This space reflects current mindsets about learning. In my classroom, I “make peace with fidgeting” (#20) by incorporating VS chairs that are designed to allow students to rock slightly, sit in the chair backward, and even sit on the backs of the chairs. It “cherishes children’s spaces” (#3) with large rugs and beanbags and a space with a couch and soft chairs (O’Donnell et al., 2010).
My design “makes classrooms agile” (#23) by incorporating wheeled tables and whiteboards that allow the spaces to be easily reconfigured for multiple purposes. It is “designed for speech and hearing” (#8) by including sound-absorbent rugs and soft furniture, as well as a sound field. With this device in the room, the teacher can speak in an even tone and all students can still hear well.
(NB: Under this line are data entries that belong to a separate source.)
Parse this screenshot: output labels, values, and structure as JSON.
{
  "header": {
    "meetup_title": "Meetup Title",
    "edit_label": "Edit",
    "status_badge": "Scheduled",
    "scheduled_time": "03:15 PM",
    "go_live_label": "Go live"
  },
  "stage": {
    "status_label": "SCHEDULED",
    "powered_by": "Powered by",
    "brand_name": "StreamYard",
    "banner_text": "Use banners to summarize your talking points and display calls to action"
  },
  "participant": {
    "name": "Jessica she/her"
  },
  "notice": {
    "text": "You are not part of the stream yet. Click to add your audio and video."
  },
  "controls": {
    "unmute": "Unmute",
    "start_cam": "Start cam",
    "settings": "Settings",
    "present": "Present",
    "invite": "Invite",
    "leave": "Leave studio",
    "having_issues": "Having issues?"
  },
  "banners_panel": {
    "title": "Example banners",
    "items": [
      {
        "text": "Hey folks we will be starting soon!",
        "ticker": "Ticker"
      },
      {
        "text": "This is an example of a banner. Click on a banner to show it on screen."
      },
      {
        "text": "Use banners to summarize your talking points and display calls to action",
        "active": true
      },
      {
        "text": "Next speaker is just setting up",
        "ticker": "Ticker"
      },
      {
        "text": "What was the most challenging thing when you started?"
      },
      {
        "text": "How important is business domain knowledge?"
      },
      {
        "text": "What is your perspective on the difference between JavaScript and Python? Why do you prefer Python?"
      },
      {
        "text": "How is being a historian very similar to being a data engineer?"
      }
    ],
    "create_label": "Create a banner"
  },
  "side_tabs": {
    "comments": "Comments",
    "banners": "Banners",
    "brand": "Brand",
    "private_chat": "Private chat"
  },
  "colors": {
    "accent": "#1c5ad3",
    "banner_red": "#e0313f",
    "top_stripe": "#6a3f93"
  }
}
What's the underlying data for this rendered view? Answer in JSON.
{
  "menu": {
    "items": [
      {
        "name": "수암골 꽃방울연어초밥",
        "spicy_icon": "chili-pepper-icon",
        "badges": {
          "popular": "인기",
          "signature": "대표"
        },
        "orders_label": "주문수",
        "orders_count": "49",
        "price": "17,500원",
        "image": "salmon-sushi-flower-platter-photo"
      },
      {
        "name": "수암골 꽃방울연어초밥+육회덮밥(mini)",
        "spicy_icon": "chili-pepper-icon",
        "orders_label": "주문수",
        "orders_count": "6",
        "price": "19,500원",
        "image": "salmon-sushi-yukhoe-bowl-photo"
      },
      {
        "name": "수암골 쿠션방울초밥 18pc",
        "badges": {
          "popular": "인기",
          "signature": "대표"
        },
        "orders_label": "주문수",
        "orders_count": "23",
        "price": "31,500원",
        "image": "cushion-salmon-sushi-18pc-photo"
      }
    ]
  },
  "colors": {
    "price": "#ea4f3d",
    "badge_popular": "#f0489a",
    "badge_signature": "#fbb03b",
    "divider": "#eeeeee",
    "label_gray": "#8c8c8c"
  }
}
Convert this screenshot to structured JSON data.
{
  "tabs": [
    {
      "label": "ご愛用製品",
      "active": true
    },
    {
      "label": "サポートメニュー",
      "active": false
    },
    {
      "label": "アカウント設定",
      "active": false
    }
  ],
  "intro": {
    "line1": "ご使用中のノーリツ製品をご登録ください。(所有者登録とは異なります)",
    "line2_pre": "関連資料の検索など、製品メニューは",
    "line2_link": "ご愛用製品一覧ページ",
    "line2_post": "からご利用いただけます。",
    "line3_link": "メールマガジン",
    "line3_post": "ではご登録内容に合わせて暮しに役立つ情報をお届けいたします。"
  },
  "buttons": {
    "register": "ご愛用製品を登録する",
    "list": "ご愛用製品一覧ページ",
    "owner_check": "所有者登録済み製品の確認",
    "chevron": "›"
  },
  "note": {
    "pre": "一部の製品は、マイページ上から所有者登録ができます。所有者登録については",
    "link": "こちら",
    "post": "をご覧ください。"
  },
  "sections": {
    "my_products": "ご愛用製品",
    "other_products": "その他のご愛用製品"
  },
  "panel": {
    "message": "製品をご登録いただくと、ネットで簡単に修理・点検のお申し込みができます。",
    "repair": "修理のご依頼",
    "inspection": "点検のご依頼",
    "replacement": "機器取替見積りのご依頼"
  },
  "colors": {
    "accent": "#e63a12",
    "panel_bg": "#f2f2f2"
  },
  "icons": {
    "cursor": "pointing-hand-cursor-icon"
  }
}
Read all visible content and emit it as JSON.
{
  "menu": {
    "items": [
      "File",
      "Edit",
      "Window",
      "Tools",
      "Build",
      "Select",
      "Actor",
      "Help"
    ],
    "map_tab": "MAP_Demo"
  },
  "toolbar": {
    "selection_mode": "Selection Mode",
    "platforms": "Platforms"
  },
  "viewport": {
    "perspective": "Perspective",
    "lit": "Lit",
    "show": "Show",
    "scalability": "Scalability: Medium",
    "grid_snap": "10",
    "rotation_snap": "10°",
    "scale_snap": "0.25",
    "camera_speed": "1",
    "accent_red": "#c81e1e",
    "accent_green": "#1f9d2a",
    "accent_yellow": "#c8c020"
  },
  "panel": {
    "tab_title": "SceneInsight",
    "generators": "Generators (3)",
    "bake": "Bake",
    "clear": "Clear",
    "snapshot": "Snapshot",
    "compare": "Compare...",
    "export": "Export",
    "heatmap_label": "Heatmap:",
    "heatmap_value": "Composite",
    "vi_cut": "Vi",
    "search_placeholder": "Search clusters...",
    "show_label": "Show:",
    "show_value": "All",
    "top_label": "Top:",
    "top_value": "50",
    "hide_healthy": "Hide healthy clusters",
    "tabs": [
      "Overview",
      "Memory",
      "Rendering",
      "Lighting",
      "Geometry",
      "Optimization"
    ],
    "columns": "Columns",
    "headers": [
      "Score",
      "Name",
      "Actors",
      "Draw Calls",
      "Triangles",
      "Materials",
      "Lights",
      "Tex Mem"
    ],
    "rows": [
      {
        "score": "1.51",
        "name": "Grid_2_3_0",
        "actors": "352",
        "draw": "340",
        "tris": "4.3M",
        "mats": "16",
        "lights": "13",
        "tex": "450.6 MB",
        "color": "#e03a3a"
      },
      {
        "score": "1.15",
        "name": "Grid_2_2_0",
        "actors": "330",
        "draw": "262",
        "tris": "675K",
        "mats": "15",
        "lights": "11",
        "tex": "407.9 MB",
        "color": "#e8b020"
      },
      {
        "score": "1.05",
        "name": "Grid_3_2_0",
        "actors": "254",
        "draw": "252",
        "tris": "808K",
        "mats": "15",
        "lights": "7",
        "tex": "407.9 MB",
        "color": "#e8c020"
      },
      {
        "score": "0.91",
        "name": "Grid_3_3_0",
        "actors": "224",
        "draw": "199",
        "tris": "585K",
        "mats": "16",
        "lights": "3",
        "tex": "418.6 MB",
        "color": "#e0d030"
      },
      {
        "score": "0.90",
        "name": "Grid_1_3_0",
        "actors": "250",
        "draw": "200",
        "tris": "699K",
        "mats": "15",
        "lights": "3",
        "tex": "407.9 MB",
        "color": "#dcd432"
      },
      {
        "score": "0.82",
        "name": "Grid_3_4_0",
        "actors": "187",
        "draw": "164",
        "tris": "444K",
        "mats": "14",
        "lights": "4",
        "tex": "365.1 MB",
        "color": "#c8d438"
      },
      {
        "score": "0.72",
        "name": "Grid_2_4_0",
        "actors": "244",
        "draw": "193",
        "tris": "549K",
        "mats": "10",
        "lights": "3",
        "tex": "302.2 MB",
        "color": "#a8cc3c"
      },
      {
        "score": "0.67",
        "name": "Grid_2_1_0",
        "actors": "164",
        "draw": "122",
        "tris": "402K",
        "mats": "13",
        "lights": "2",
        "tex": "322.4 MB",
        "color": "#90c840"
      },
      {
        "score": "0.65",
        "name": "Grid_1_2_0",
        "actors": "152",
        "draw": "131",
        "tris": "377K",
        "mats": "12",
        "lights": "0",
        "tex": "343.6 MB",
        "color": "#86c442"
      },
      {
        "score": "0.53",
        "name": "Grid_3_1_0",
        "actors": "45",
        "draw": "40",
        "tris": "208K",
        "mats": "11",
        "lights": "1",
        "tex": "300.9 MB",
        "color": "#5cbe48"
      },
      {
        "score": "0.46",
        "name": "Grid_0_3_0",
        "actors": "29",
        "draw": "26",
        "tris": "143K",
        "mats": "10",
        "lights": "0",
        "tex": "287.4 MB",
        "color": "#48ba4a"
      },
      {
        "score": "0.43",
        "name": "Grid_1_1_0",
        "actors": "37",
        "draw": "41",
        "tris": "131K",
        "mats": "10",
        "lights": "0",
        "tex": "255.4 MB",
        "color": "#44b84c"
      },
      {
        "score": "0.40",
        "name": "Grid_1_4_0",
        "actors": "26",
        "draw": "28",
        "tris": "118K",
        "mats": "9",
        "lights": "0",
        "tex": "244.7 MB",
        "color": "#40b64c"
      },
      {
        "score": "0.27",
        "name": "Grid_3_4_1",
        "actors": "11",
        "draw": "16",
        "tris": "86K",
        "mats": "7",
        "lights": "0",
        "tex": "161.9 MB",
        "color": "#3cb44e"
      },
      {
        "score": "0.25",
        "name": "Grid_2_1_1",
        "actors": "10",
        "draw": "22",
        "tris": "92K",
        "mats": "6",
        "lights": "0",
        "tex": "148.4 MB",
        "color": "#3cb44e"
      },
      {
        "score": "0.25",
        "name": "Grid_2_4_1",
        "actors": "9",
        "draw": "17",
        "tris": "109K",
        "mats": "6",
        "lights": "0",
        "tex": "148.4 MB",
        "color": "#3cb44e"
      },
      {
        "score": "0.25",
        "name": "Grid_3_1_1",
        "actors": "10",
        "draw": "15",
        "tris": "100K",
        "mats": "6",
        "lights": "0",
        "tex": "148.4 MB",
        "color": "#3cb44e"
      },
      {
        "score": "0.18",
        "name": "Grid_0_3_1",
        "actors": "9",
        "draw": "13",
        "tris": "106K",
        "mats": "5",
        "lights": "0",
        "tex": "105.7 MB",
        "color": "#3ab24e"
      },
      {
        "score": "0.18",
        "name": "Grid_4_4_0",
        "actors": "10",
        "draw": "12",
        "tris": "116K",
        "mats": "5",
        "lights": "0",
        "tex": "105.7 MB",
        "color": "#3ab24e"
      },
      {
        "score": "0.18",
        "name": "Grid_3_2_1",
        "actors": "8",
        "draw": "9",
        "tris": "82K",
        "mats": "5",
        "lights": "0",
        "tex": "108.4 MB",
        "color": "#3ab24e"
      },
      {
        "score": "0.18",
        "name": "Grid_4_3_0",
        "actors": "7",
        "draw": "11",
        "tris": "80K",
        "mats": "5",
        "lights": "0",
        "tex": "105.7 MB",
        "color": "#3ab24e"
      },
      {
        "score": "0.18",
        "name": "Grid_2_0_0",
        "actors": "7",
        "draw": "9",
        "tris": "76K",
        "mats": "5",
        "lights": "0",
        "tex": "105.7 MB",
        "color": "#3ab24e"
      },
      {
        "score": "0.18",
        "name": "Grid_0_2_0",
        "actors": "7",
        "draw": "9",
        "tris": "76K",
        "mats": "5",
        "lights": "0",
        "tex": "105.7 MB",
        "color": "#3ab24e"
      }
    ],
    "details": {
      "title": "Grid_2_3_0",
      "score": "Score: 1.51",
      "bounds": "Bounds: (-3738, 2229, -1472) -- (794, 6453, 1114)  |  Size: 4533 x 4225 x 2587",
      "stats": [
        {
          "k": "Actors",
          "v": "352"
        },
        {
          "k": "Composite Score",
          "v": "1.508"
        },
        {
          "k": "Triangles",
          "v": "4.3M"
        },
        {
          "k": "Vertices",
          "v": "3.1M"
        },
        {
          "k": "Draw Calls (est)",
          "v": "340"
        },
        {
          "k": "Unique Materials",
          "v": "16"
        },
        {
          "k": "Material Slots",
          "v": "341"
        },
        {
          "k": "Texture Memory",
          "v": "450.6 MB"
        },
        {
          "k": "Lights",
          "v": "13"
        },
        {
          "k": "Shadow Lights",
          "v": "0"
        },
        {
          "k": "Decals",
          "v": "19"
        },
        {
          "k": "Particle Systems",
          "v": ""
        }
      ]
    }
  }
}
The space “supports great teachers” (#12) by removing the teacher desk. The teaching equipment is mobile, allowing the teacher to support students where they are (O’Donnell et al., 2010).
How Will We Redesign The Learning Space?
I illustrated my reimagined learning space including rolling tables, child-friendly chairs, and multiple spaces for small groups. I included plants, lamps, modern educational technologies, lots of storage space, and great maker tools (a laser cutter, 3D printer, and vinyl cutter).
The decisions I made in my design were partly limited by the availability in SketchUp’s 3D Warehouse. For example, VS makes wheeled tables with rounded corners that can be reconfigured in myriad ways. These tables were not available in the warehouse, so I opted to use rectangular tables that do not have the same range of options for arranging them.
According to Experience Design, students’ experience includes their participation in the room and with each other. It also entails emotion so it’s important to consider how they will feel in the space (van Gelderen, 2010).
My design allows us to “open the doors” (#60), “display learning” (#15), and “emulate museums” (#16). These all involve displaying student’s work as though the classroom were a gallery space. I included multiple open shelving units and blank walls (O’Donnell et al., 2010).
I would know if the classroom redesign met students’ needs in several ways: Are students using the space more collaboratively? Are they independently using the unique resources of the room, such as the laser cutter? Have they taken ownership over the classroom gallery of student work?
The space itself can only go so far: I have to use it wisely. As a teacher, I must make the choice to use different spaces differently (#10), allow students to have a choice about what they want to do (#14), and allow for uniting art and science (#18) (O’Donnell et al., 2010).
Berger, W. (2016). A more beautiful question: The power of inquiry to spark breakthrough ideas. New York: Bloomsbury.
Long, C. (2012). Teach your students to fail better with design thinking. Learning & Leading with Technology,16-20. Retrieved from https://static1.squarespace.com/static/509c0d15e4b058edb8f35a86/t/50f49750e4b0c7661ad2efc5/1358206800803/FailBetter_DesignThinking ISTE article.pdf.
O’Donnell, Wicklund, Pigozzi, Anderson, & Mau, B. (2010). 79 Ways You Can Use Design to Transform Teaching Learning. Retrieved from https://static1.squarespace.com/static/509c0d15e4b058edb8f35a86/t/50ec7ca4e4b01d8c697c0b6c/1357675684568/79 Ideas Overall List.pdf
Stoll Dalton, S. (1998). Pedagogy matters: Standards for effective teaching practice(pp. 1-49, Rep. No. 4). Santa Cruz, CA: Center for Research on Education, Diversity & Excellence. (ERIC Document Reproduction Service No. ED 424 769)
Van Gelderen, T. (2010, February 09). Retrieved August, from https://www.youtube.com/watch?v=BB4VFKn7MA4
All images in this blog post were created by Sarah Van Loo using SketchUp.